Treatment choices for moderate to severe cell changes are more likely to include surgery to specifically destroy or remove the abnormal tissue
Pap Smear Facts
What is a pap smear?
A Pap smear is a screening test for cancer of the cervix. The procedure is usually not painful, although there may be some discomfort when the cervix is touched to collect the sample. The Pap smear is one of the tests that may be done during your annual well woman exam. Chlamydia and gonorrhea tests may be done also.
Who needs a pap smear?
The first Pap smear should be done when a woman is age 21. To help make your Pap smear more accurate, don’t douche, don’t use tampons, don’t use vaginal medications, or have intercourse for about two days prior to your exam. All women should have a well woman examination once a year.
When is the right time to schedule a pap smear?

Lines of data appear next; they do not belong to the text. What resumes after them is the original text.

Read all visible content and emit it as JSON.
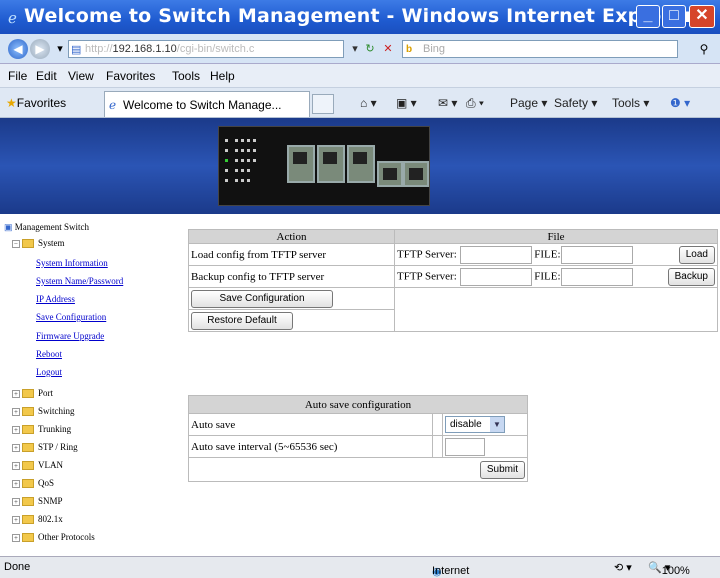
{
  "window": {
    "title": "Welcome to Switch Management - Windows Internet Explorer"
  },
  "address_bar": {
    "url_prefix": "http://",
    "url_host": "192.168.1.10",
    "url_rest": "/cgi-bin/switch.c",
    "search_placeholder": "Bing"
  },
  "menu": [
    "File",
    "Edit",
    "View",
    "Favorites",
    "Tools",
    "Help"
  ],
  "favorites_bar": {
    "favorites_label": "Favorites",
    "tab_title": "Welcome to Switch Manage...",
    "commands": [
      "Page ▾",
      "Safety ▾",
      "Tools ▾"
    ]
  },
  "tree": {
    "root": "Management Switch",
    "system": "System",
    "system_links": [
      "System Information",
      "System Name/Password",
      "IP Address",
      "Save Configuration",
      "Firmware Upgrade",
      "Reboot",
      "Logout"
    ],
    "folders": [
      "Port",
      "Switching",
      "Trunking",
      "STP / Ring",
      "VLAN",
      "QoS",
      "SNMP",
      "802.1x",
      "Other Protocols"
    ]
  },
  "action_table": {
    "header_action": "Action",
    "header_file": "File",
    "rows": [
      {
        "label": "Load config from TFTP server",
        "server_label": "TFTP Server:",
        "file_label": "FILE:",
        "button": "Load"
      },
      {
        "label": "Backup config to TFTP server",
        "server_label": "TFTP Server:",
        "file_label": "FILE:",
        "button": "Backup"
      }
    ],
    "save_button": "Save Configuration",
    "restore_button": "Restore Default"
  },
  "auto_save": {
    "header": "Auto save configuration",
    "auto_save_label": "Auto save",
    "auto_save_value": "disable",
    "interval_label": "Auto save interval (5~65536 sec)",
    "interval_value": "",
    "submit": "Submit"
  },
  "status_bar": {
    "left": "Done",
    "zone": "Internet",
    "zoom": "100%"
  }
}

You should not schedule a Pap smear during your monthly menstruation. And for at least 48 hours prior to the test, you should obstain from sex, using tampons, birth control jelly, foam, or any vaginal creams or medications.
I've heard of hpv testing, is this the same as a pap smear?
Its not the same test, but today both are typically done at the same time. Hpv (human papillomavirus) testing allows us to determine which women are at risk of developing cervical cancer down the road. In short, the pap test tells us about your current risk, while the hpv test measures your current as well as your future risk of developing cervical cancer. The combined test is not recommended for woman under the age of 30.
What factors increase my risk for an abnormal pap result?
- If you have HPV.
- If you are immune suppressed (HIV or organ transplant).
- Women whose mothers took DES to prevent miscarriages from 1940-1971.
- Having multiple sexual partners.
- Prior history of a high grade abnormal Pap smear.
How is my pap smear read?
- Normal/Negative – No abnormal cells were detected
- Atypical – Atypical cells are not completely normal, but do not meet the criteria to be labeled abnormal.
- Abnormal – The Pap smear report shows cells which are mild, moderate, or severely abnormal. A Pap smear in this category usually requires further evaluation. Your health care provider may recommend a colposcopy, which is a special way to examine the cervix (using magnification).
What do Ii do if my reading is abnormal?
- First and foremost… Do not panic!!
- Read your Pap letter carefully and follow your doctor’s recommendations.